*** Opening EXCERPTED RECORDS ***
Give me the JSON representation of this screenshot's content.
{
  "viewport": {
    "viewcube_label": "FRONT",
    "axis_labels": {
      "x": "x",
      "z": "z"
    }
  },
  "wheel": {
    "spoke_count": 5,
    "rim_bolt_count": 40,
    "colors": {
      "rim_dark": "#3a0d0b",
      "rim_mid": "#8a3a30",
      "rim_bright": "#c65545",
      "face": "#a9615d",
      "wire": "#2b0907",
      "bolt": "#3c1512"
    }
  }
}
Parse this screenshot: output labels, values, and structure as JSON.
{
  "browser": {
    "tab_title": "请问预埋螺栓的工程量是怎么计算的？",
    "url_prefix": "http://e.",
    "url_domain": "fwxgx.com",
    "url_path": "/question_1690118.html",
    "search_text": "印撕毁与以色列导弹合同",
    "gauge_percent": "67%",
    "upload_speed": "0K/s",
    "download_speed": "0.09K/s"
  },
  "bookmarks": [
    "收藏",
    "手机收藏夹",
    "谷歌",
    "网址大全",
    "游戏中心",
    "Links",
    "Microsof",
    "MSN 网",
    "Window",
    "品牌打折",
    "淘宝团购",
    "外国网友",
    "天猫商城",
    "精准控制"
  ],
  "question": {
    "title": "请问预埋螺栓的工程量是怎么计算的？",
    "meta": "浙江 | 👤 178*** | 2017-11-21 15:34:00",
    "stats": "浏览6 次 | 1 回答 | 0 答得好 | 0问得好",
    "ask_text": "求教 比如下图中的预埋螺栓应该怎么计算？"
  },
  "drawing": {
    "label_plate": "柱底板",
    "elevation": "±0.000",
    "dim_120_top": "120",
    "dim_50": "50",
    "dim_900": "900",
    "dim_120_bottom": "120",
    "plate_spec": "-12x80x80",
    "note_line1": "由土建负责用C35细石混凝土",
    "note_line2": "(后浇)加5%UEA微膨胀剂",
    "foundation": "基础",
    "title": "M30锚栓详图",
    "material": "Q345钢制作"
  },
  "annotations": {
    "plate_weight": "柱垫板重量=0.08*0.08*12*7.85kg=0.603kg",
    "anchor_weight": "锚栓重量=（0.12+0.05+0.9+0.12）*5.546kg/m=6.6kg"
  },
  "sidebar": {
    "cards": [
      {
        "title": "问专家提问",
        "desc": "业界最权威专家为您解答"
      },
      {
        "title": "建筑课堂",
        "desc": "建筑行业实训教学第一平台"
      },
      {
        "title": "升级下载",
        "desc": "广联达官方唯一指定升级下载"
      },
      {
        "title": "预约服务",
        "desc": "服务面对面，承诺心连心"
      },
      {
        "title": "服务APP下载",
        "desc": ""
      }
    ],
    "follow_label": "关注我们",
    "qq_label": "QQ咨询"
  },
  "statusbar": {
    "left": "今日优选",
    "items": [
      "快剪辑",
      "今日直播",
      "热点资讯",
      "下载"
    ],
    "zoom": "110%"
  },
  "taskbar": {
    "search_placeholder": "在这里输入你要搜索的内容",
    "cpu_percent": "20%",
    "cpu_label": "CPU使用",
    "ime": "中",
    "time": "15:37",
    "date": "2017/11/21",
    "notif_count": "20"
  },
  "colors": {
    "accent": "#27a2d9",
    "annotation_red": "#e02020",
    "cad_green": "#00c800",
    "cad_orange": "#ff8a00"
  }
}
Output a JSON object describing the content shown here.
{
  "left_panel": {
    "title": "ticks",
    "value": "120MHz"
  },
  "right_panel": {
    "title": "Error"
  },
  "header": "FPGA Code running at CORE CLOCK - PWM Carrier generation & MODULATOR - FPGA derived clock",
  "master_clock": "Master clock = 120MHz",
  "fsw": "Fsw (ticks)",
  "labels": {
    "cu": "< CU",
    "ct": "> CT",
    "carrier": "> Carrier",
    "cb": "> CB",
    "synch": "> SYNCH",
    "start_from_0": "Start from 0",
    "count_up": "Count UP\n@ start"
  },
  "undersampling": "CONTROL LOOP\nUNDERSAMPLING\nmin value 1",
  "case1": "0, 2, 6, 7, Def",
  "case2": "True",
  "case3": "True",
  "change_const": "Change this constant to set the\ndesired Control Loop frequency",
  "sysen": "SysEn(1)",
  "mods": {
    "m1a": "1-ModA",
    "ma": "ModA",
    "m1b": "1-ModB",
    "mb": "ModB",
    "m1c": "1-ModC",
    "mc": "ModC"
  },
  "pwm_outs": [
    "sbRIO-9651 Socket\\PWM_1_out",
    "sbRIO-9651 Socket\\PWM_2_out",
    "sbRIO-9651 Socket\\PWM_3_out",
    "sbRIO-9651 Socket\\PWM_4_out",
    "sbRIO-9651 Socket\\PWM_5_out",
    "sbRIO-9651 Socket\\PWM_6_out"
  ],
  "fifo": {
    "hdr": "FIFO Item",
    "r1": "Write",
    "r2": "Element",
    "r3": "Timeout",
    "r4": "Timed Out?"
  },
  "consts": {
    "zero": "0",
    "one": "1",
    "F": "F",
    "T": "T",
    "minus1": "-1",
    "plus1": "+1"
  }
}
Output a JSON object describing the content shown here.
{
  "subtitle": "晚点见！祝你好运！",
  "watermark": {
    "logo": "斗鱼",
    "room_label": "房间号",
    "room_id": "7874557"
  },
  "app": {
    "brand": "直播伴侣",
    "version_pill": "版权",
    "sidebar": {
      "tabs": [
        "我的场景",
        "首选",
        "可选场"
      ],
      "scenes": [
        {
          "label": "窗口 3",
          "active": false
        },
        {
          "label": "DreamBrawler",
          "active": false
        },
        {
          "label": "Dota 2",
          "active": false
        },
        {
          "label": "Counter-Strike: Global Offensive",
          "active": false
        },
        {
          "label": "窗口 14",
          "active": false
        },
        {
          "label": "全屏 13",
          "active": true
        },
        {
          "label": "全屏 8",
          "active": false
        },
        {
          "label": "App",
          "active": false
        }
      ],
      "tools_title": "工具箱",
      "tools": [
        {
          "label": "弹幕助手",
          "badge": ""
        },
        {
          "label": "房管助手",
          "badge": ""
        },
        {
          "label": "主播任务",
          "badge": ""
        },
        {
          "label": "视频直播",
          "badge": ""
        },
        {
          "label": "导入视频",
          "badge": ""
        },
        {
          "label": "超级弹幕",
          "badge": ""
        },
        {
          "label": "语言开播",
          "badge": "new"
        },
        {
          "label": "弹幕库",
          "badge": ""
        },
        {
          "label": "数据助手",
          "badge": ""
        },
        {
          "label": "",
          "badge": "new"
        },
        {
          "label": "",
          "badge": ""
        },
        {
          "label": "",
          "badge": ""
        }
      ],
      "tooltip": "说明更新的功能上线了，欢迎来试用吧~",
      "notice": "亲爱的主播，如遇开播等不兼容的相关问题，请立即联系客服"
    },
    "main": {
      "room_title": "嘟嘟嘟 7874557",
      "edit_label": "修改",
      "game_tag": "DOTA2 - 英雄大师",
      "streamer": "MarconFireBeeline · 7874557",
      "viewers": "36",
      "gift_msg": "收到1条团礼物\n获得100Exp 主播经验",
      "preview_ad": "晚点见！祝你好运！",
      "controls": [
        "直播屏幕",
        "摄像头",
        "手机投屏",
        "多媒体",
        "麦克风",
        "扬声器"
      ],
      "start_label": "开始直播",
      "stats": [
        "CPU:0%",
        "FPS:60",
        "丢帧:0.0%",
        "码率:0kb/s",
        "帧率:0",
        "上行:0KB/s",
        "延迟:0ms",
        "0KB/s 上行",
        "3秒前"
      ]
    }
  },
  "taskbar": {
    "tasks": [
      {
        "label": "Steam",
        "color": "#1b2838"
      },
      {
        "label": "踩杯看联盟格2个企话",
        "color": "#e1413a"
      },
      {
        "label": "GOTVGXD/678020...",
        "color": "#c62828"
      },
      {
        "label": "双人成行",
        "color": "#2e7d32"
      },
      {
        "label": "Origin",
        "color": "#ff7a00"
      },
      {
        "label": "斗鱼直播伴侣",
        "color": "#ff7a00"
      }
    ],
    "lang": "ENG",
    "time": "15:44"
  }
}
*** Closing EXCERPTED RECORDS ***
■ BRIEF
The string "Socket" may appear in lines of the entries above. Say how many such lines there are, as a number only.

■ WRITTEN SOLUTION
6